"A master plan has to be submitted, and they've got to make sure they provide water," said Kuhn, who said water is one of the most important issues the city council will face in the coming year.
Mickelson said he would also be firm about making developers meet infrastructure needs.
"I think the term managed' is the key," said Mickelson. "I'm a strong advocate of managed growth, it's going to happen, we need to be ready for it."
Curry County Commission Seat No. 1
Incumbent Rachelle Schaaf and challenger Ralph Brown differed primarily one thing: what types of experience each offers voters.
"I have the experience Curry County needs, and frankly, my opponent doesn't," said Brown, who cited his 20 years of experience working with state and federal agencies as a businessman and member of various commissions.
"They need someone who can work with people, not the high-handed attitude that caused so many bad feelings," said Brown, apparently referring to Schaaf's handling of the placement of a county residence for mentally ill people.
Schaaf countered that she has not only gained much practical experience since being appointed to the commission, she demonstrated her ability to work with the community in her handling of the Driftwood House project.
"It needed immediate action, our mentally ill people needed a place to live," Schaaf explained at the Gold Beach forum. "The way the project was presented to me, I didn't think the residents would be a threat."
Once she learned some neighbors of the project site were upset about its location, Schaaf said, she immediately scheduled a community meeting to discuss the matter.
Curry County Sheriff
Incumbent Curry County Sheriff Kent Owens and challenger Mark Creighton disagreed about how to manage manpower and provide quick response times to calls.
"We need to manage the manpower we have a little better, it just has to be used correctly," said Creighton, a Curry County deputy who believes it is possible to provide deputies in each community.
While Creighton believes that can be done with existing manpower, Sheriff Owens does not.
"You can't fund deputies in each community with the current funding source," said Owens, who said that after failing twice to get voter approval of a levy tax to increase funding, he will not try a third time.

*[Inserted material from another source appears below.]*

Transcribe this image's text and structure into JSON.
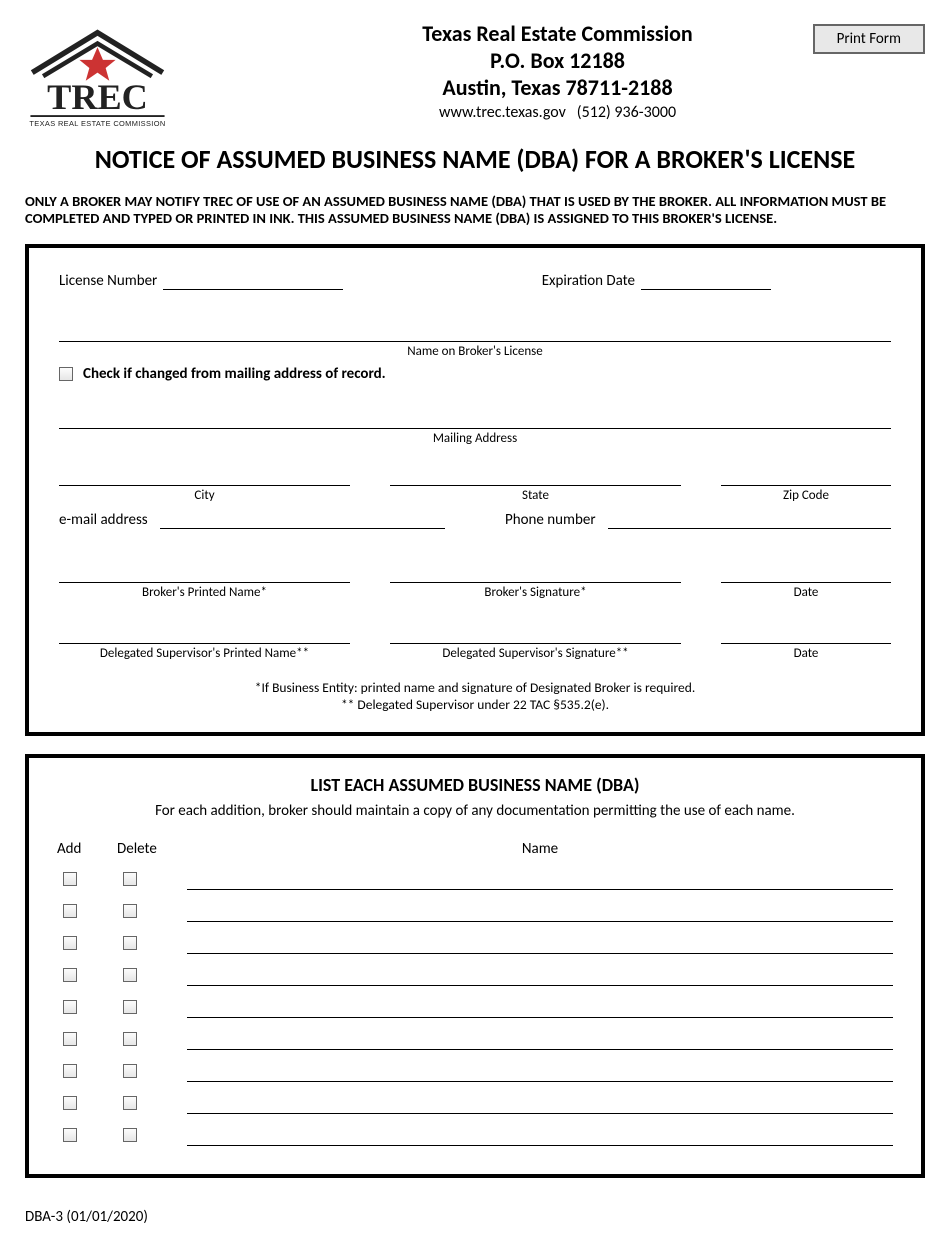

"The voter's message was clear: provide service within existing budget constraints," said Owens. "I think I've done an effective job of doing that."
Incumbent Wayne Krieger, R-Gold Beach, and Democratic challenger Dave Tilton shared similar views on several issues they were asked about, but disagreed sharply on Measure 25, the minimum wage initiative on the Nov. 5 ballot.
Although both said they have creating a better climate for small business growth as one of their goals, Tilton supports Measure 25 and Krieger doesn't.
"People who are working minimum wage jobs shouldn't have to choose between paying the rent and eating," said Tilton, noting that single women with children as well as teenagers are working in such jobs.
"I don't support it as it's written, it's indexed to inflation," said Krieger. "I think minimum wage should be increased incidentally, but not indexed."